(March 2017) The three main confederations - CGIL, CISL and UIL - have negotiated a new labour agreement that covers employees of embassies, consulates, legations, cultural institutes and other international organisations in Italy. The agreement runs for three years (2017-2019) and includes a 3.6% pay increase as well as a new mandatory payment by employers to the FIS Fund which provides benefits in the case of losing a job or having a cut in hours.

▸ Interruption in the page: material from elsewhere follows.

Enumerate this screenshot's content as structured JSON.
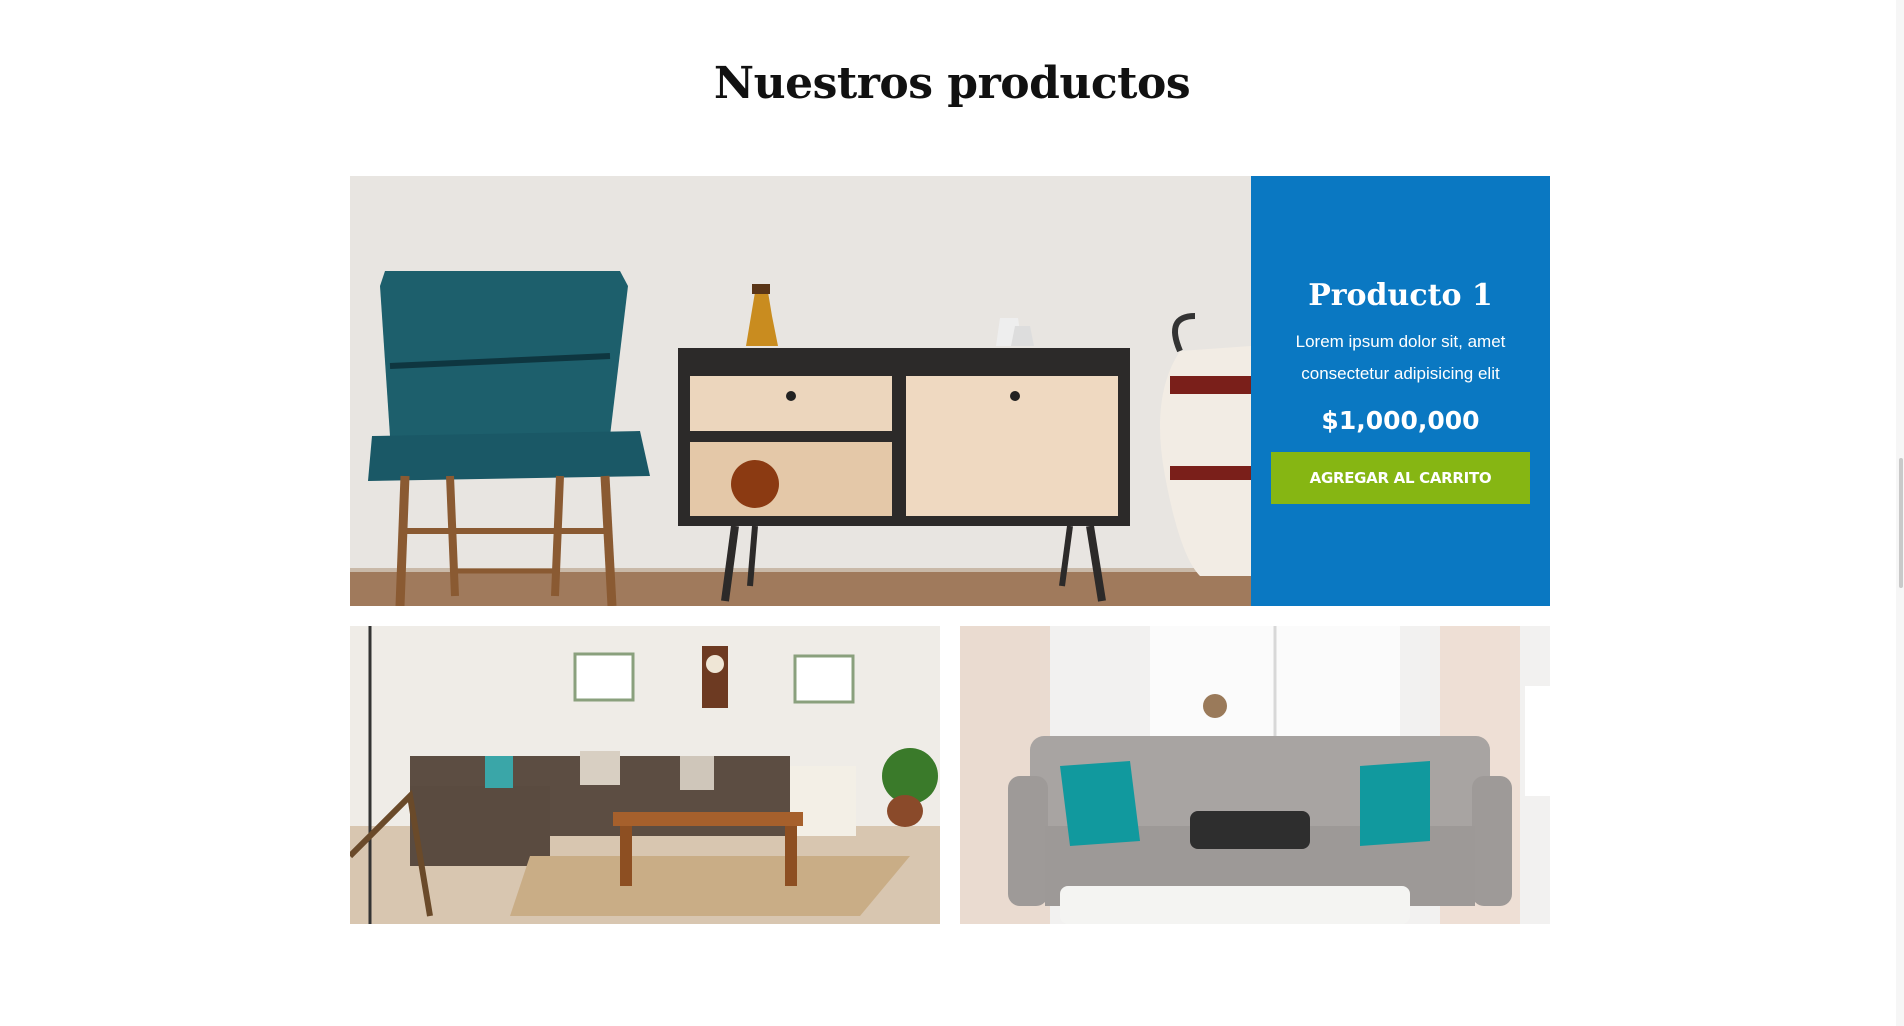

Public sector unions have been active in protests against the government’s refusal to abide by legislation and implement a pay increase for public sector workers. They are also challenging the government for its failure to agree to any social dialogue with the unions and are concerned about possible cuts to bonuses and holiday allowances. Health workers took action in January and other public service workers continued the protests through February and are now considering what further action to take. The Publisind federation that includes the SNPP police and prison officers’ union have also